++++ Listed entries
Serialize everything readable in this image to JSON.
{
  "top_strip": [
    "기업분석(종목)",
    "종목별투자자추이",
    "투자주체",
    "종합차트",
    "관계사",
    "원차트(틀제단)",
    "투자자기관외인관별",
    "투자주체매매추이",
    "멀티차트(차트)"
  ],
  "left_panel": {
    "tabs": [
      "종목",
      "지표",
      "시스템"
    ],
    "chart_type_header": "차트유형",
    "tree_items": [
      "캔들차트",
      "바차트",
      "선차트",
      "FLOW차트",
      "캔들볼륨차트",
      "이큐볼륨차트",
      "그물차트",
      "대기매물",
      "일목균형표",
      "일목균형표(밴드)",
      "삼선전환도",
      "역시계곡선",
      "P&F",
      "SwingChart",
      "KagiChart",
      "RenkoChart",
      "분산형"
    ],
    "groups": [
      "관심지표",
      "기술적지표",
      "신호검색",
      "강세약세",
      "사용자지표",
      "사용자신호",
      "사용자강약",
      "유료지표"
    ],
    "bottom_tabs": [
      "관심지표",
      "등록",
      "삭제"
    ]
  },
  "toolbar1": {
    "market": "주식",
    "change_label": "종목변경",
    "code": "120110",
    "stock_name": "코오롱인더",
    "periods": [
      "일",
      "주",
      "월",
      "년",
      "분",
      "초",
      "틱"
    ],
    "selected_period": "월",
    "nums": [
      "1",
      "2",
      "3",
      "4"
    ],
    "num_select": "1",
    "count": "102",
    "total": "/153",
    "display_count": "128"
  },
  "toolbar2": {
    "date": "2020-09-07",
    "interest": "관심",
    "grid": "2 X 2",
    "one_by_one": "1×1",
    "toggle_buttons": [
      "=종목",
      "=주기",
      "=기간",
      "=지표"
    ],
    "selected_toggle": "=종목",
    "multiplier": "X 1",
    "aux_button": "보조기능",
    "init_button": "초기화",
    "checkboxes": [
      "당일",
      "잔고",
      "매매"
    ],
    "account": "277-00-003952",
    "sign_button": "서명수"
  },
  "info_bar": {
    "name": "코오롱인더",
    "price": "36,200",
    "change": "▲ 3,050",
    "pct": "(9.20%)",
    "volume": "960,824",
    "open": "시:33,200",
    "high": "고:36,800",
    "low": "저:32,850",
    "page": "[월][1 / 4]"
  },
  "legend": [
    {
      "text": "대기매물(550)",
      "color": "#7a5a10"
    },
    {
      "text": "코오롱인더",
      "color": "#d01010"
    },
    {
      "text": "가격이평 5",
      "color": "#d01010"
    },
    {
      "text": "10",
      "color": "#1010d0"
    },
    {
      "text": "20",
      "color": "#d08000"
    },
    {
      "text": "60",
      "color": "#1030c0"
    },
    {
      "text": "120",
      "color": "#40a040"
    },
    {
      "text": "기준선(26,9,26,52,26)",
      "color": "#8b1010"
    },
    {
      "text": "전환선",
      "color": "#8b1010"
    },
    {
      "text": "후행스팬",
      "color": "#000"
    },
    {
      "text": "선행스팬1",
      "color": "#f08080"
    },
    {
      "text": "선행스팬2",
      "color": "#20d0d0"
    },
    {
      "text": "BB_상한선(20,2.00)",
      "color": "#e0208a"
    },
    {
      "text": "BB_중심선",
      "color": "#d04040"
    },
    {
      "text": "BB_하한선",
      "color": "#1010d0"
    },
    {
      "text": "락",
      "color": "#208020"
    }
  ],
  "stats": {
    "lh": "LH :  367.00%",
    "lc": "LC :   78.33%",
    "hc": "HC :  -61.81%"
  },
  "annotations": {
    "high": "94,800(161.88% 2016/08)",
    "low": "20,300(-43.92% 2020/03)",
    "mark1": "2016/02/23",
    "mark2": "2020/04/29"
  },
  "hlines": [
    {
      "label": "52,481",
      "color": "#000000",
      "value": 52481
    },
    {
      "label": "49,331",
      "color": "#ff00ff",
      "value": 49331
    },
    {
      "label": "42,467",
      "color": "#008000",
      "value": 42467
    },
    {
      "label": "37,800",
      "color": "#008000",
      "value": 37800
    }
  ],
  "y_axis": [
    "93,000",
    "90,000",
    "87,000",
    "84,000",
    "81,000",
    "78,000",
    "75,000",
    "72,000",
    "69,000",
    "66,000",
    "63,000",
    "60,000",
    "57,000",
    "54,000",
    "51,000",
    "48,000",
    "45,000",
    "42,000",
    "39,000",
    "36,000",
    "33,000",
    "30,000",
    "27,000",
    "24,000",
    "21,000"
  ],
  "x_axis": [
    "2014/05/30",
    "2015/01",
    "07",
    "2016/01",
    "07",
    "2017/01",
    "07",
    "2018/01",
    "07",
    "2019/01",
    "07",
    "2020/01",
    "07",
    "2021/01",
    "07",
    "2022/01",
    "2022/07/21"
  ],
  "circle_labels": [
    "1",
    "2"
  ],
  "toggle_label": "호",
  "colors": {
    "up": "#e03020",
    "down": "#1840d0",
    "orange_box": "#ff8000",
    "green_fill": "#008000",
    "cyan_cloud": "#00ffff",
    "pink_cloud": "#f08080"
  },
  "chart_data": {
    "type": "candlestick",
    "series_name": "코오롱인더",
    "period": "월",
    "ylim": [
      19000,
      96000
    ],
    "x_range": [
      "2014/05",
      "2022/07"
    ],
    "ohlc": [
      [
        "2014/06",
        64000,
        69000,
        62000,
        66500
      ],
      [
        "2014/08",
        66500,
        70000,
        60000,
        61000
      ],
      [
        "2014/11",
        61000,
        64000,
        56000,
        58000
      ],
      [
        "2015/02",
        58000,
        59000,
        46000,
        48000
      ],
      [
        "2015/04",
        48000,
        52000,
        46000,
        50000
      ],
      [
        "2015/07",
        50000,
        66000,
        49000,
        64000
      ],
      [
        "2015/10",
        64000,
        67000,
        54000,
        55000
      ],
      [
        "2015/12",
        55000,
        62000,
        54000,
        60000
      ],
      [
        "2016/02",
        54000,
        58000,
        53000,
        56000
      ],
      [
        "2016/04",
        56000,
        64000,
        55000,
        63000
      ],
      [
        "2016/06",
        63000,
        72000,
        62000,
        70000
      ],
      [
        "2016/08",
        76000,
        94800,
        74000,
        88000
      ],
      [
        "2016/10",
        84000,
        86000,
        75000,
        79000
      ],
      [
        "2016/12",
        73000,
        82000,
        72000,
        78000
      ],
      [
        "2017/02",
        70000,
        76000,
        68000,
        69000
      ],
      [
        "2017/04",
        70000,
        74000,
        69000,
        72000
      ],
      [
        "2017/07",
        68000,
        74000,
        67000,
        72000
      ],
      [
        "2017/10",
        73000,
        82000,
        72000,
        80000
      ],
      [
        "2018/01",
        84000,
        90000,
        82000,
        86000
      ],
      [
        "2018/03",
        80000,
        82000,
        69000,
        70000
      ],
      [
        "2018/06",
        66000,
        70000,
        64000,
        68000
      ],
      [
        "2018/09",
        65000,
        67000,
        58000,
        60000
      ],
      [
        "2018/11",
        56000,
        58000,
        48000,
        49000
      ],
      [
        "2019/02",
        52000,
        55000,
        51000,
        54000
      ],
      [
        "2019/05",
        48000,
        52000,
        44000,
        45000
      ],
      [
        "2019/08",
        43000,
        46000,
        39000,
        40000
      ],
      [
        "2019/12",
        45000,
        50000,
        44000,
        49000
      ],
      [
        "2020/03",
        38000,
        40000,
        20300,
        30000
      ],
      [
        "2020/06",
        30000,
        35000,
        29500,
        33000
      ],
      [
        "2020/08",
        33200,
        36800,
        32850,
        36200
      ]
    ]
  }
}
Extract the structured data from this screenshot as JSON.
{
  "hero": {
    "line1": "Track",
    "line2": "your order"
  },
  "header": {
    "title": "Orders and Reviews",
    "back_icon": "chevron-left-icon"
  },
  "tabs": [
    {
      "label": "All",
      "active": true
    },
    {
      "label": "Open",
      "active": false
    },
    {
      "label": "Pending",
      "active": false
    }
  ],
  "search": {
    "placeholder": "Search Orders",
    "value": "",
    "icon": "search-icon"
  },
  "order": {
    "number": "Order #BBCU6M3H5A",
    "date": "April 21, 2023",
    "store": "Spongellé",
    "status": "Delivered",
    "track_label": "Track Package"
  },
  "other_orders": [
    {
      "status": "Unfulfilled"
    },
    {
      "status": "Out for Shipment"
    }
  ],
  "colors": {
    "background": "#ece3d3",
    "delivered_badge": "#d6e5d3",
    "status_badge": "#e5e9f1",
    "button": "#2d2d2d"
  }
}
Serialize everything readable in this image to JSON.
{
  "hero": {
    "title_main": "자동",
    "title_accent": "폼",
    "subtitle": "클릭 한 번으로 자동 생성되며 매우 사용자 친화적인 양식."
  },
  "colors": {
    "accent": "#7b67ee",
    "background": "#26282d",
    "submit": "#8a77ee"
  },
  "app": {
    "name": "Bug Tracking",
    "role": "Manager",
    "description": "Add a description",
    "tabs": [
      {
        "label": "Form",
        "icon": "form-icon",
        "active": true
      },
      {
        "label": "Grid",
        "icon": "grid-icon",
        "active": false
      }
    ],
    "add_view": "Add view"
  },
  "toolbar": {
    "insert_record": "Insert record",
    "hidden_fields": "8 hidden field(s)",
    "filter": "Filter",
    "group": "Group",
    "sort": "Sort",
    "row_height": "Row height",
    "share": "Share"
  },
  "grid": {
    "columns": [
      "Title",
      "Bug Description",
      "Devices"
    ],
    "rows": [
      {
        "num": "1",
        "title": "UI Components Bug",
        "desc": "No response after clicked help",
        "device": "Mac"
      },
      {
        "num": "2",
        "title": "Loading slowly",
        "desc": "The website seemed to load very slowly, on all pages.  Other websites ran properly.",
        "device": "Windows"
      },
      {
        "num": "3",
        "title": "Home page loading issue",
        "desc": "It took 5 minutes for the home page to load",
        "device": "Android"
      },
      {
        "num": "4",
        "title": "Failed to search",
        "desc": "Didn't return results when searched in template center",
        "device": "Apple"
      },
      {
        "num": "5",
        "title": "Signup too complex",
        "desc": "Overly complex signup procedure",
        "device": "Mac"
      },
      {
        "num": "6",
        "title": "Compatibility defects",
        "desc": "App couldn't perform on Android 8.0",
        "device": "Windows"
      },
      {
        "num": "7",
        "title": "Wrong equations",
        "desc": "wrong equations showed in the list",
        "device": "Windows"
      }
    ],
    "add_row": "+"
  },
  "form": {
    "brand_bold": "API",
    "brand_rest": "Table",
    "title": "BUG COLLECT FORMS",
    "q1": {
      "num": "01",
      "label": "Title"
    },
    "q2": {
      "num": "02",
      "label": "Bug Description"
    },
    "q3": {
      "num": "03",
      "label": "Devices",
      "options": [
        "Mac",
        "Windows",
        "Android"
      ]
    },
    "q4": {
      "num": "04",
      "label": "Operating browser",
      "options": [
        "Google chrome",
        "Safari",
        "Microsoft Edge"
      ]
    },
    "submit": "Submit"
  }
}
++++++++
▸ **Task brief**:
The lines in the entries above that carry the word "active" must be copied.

▸ **The answer**:
      "active": true
      "active": false
      "active": false
        "active": true
        "active": false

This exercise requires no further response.